* Material provided:
+++
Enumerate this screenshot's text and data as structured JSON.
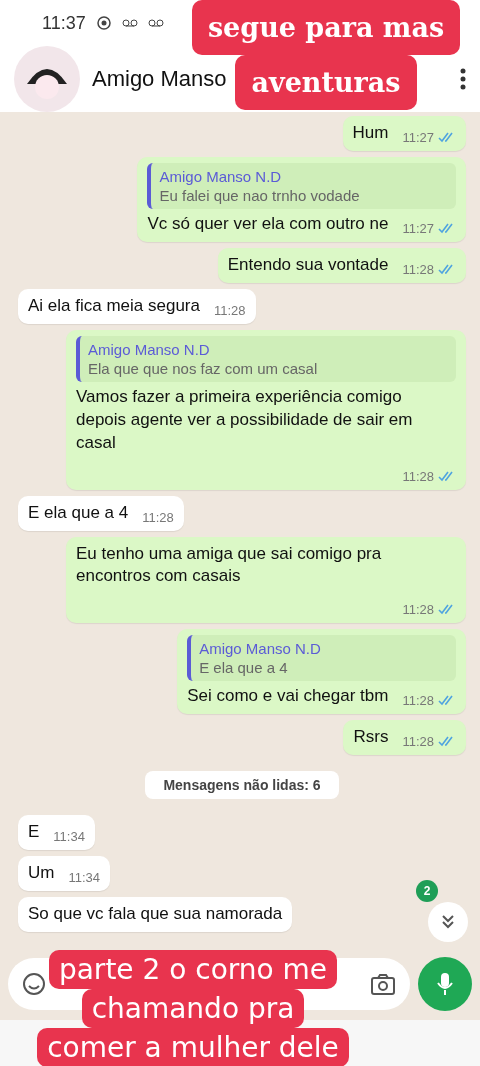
{
  "status_bar": {
    "time": "11:37"
  },
  "header": {
    "contact_name": "Amigo Manso"
  },
  "messages": [
    {
      "kind": "out",
      "text": "Hum",
      "time": "11:27",
      "read": true
    },
    {
      "kind": "out",
      "quote_author": "Amigo Manso N.D",
      "quote_text": "Eu falei que nao trnho vodade",
      "text": "Vc só quer ver ela com outro ne",
      "time": "11:27",
      "read": true
    },
    {
      "kind": "out",
      "text": "Entendo sua vontade",
      "time": "11:28",
      "read": true
    },
    {
      "kind": "in",
      "text": "Ai ela fica meia segura",
      "time": "11:28"
    },
    {
      "kind": "out",
      "quote_author": "Amigo Manso N.D",
      "quote_text": "Ela que  que nos faz com um casal",
      "text": "Vamos fazer a primeira experiência comigo depois agente ver a possibilidade de sair em casal",
      "time": "11:28",
      "read": true
    },
    {
      "kind": "in",
      "text": "E ela que a 4",
      "time": "11:28"
    },
    {
      "kind": "out",
      "text": "Eu tenho uma amiga que sai comigo pra encontros com casais",
      "time": "11:28",
      "read": true
    },
    {
      "kind": "out",
      "quote_author": "Amigo Manso N.D",
      "quote_text": "E ela que a 4",
      "text": "Sei como e vai chegar tbm",
      "time": "11:28",
      "read": true
    },
    {
      "kind": "out",
      "text": "Rsrs",
      "time": "11:28",
      "read": true
    },
    {
      "kind": "divider",
      "text": "Mensagens não lidas: 6"
    },
    {
      "kind": "in",
      "text": "E",
      "time": "11:34"
    },
    {
      "kind": "in",
      "text": "Um",
      "time": "11:34"
    },
    {
      "kind": "in",
      "text": "So que vc fala que sua namorada"
    }
  ],
  "unread_badge": "2",
  "captions": [
    {
      "kind": "top",
      "lines": [
        "segue para mas",
        "aventuras"
      ]
    },
    {
      "kind": "bottom",
      "lines": [
        "parte 2 o corno me",
        "chamando pra",
        "comer a mulher dele"
      ]
    }
  ]
}
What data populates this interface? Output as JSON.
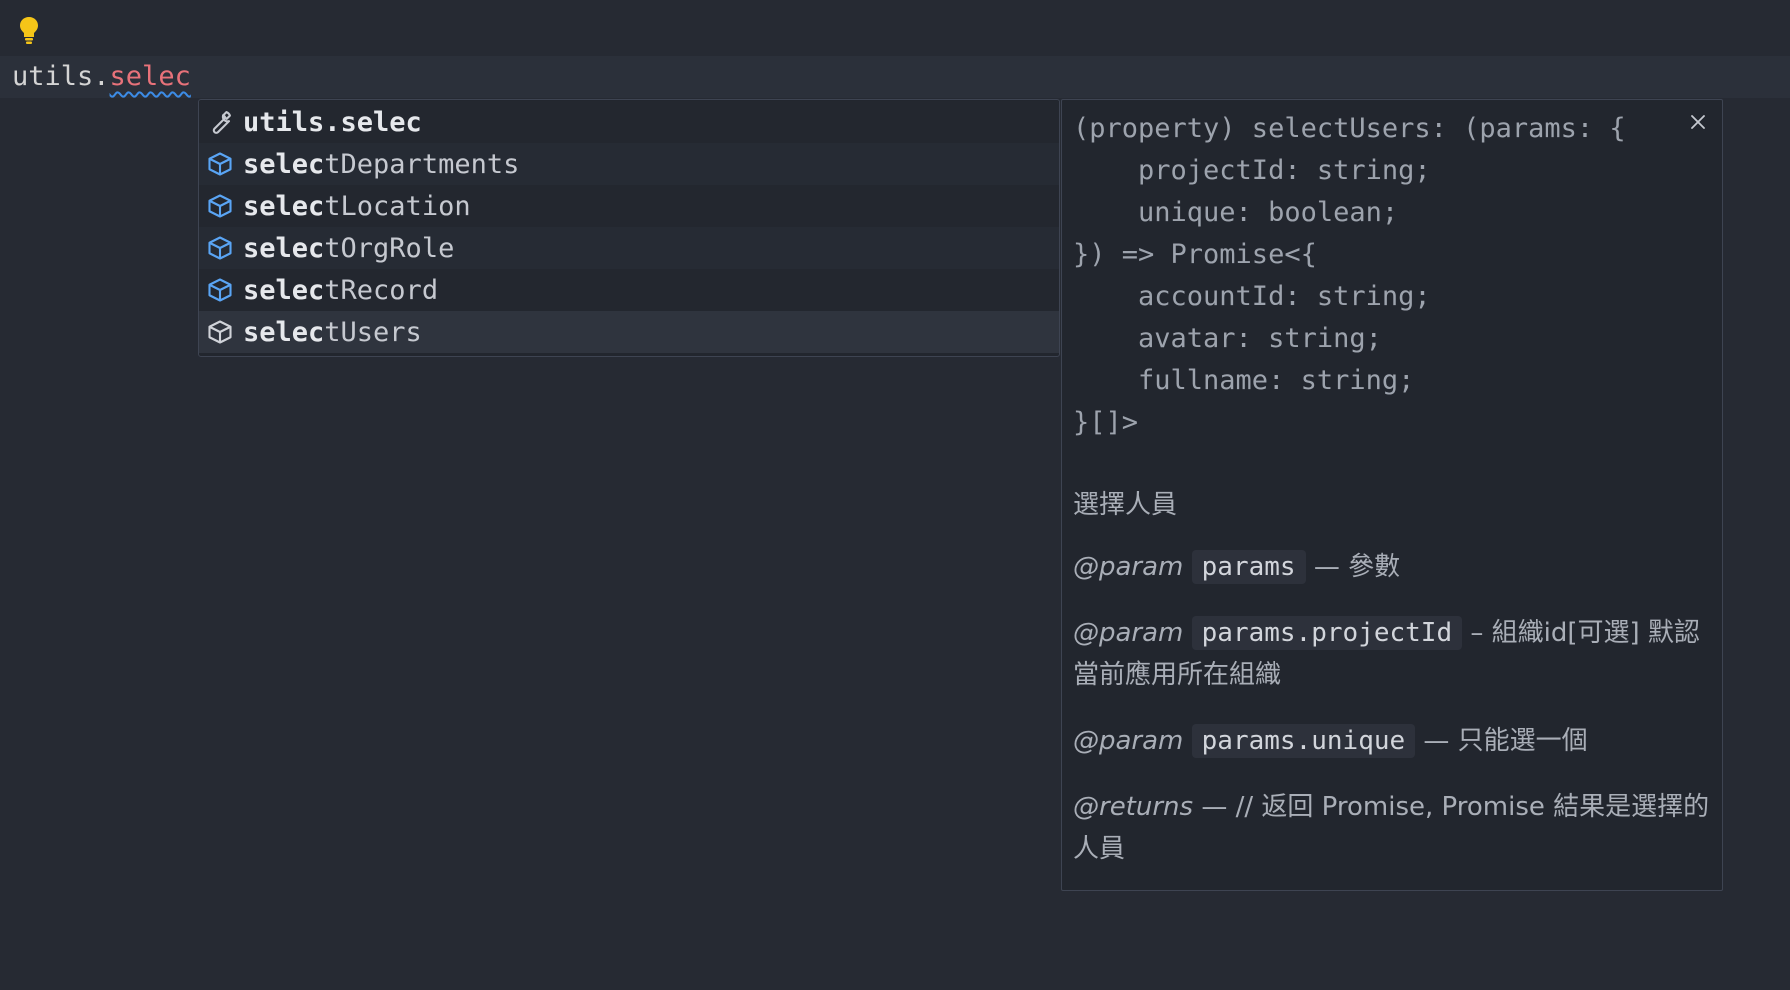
{
  "editor": {
    "typed_prefix": "utils.",
    "typed_error": "selec"
  },
  "suggest": {
    "items": [
      {
        "icon": "wrench-icon",
        "match": "utils.selec",
        "rest": ""
      },
      {
        "icon": "cube-icon",
        "match": "selec",
        "rest": "tDepartments"
      },
      {
        "icon": "cube-icon",
        "match": "selec",
        "rest": "tLocation"
      },
      {
        "icon": "cube-icon",
        "match": "selec",
        "rest": "tOrgRole"
      },
      {
        "icon": "cube-icon",
        "match": "selec",
        "rest": "tRecord"
      },
      {
        "icon": "cube-outline-icon",
        "match": "selec",
        "rest": "tUsers"
      }
    ]
  },
  "details": {
    "signature": [
      "(property) selectUsers: (params: {",
      "    projectId: string;",
      "    unique: boolean;",
      "}) => Promise<{",
      "    accountId: string;",
      "    avatar: string;",
      "    fullname: string;",
      "}[]>"
    ],
    "description": "選擇人員",
    "params": [
      {
        "tag": "@param",
        "name": "params",
        "text": " — 參數"
      },
      {
        "tag": "@param",
        "name": "params.projectId",
        "text": " – 組織id[可選] 默認當前應用所在組織"
      },
      {
        "tag": "@param",
        "name": "params.unique",
        "text": " — 只能選一個"
      }
    ],
    "returns": {
      "tag": "@returns",
      "text": " — // 返回 Promise, Promise 結果是選擇的人員"
    }
  },
  "colors": {
    "background": "#262a33",
    "error_text": "#e8727a",
    "squiggle": "#3c8ce7",
    "cube_icon": "#5aa5f5",
    "bulb": "#f5c518"
  }
}
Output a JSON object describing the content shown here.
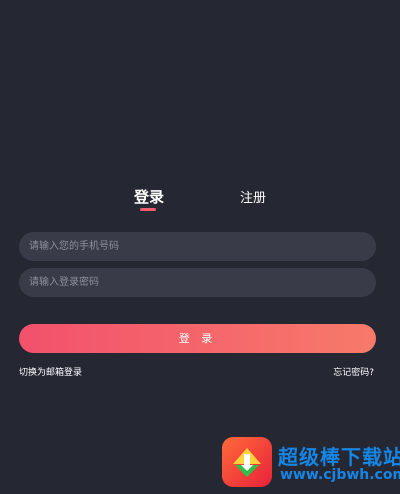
{
  "tabs": {
    "login": "登录",
    "register": "注册"
  },
  "form": {
    "phone_placeholder": "请输入您的手机号码",
    "password_placeholder": "请输入登录密码",
    "submit_label": "登 录"
  },
  "links": {
    "email_login": "切换为邮箱登录",
    "forgot_password": "忘记密码?"
  },
  "watermark": {
    "site_name": "超级棒下载站",
    "url": "www.cjbwh.com"
  },
  "colors": {
    "background": "#252833",
    "field": "#393c48",
    "accent_start": "#f2516c",
    "accent_end": "#f77a6a",
    "watermark": "#1686e6"
  }
}
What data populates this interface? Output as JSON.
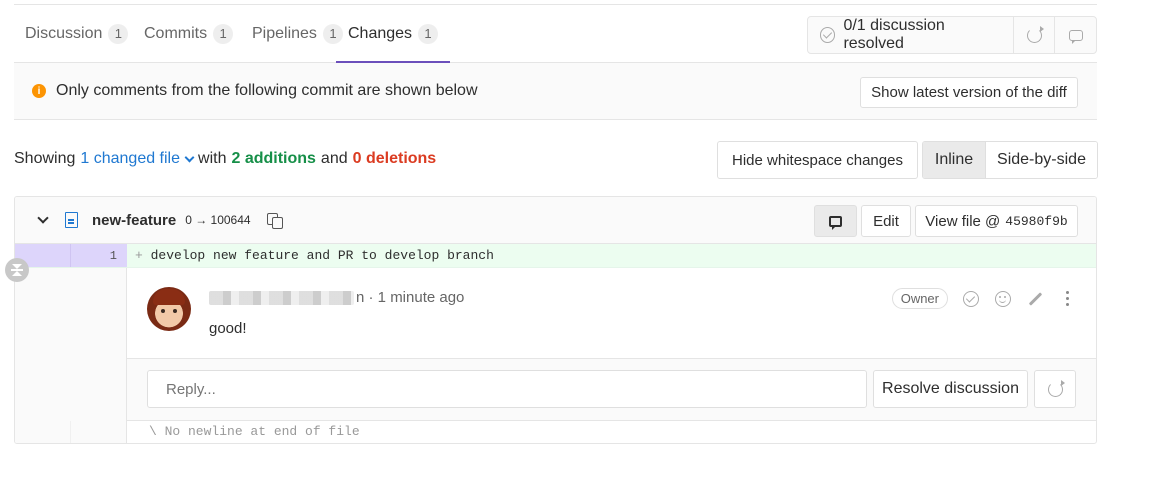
{
  "tabs": [
    {
      "label": "Discussion",
      "count": "1"
    },
    {
      "label": "Commits",
      "count": "1"
    },
    {
      "label": "Pipelines",
      "count": "1"
    },
    {
      "label": "Changes",
      "count": "1",
      "active": true
    }
  ],
  "resolve_status": "0/1 discussion resolved",
  "banner": {
    "text": "Only comments from the following commit are shown below",
    "button": "Show latest version of the diff"
  },
  "summary": {
    "showing": "Showing",
    "changed_files": "1 changed file",
    "with": "with",
    "additions": "2 additions",
    "and": "and",
    "deletions": "0 deletions"
  },
  "view_controls": {
    "whitespace": "Hide whitespace changes",
    "inline": "Inline",
    "side_by_side": "Side-by-side"
  },
  "file": {
    "name": "new-feature",
    "mode": "0 → 100644",
    "edit": "Edit",
    "view_file": "View file @",
    "commit_sha": "45980f9b"
  },
  "diff": {
    "line_number": "1",
    "prefix": "+",
    "code": "develop new feature and PR to develop branch",
    "no_newline": "\\ No newline at end of file"
  },
  "note": {
    "author_suffix": "n",
    "time": "· 1 minute ago",
    "role": "Owner",
    "text": "good!"
  },
  "reply": {
    "placeholder": "Reply...",
    "resolve_button": "Resolve discussion"
  },
  "colors": {
    "active_tab": "#6b4fbb",
    "link": "#1f78d1",
    "additions": "#168f48",
    "deletions": "#db3b21",
    "info": "#fc9403",
    "added_line_bg": "#ecfdf0"
  }
}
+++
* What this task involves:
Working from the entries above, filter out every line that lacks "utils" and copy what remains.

* Solution for this task:
    "typed_prefix": "utils.",
        "match": "utils.selec",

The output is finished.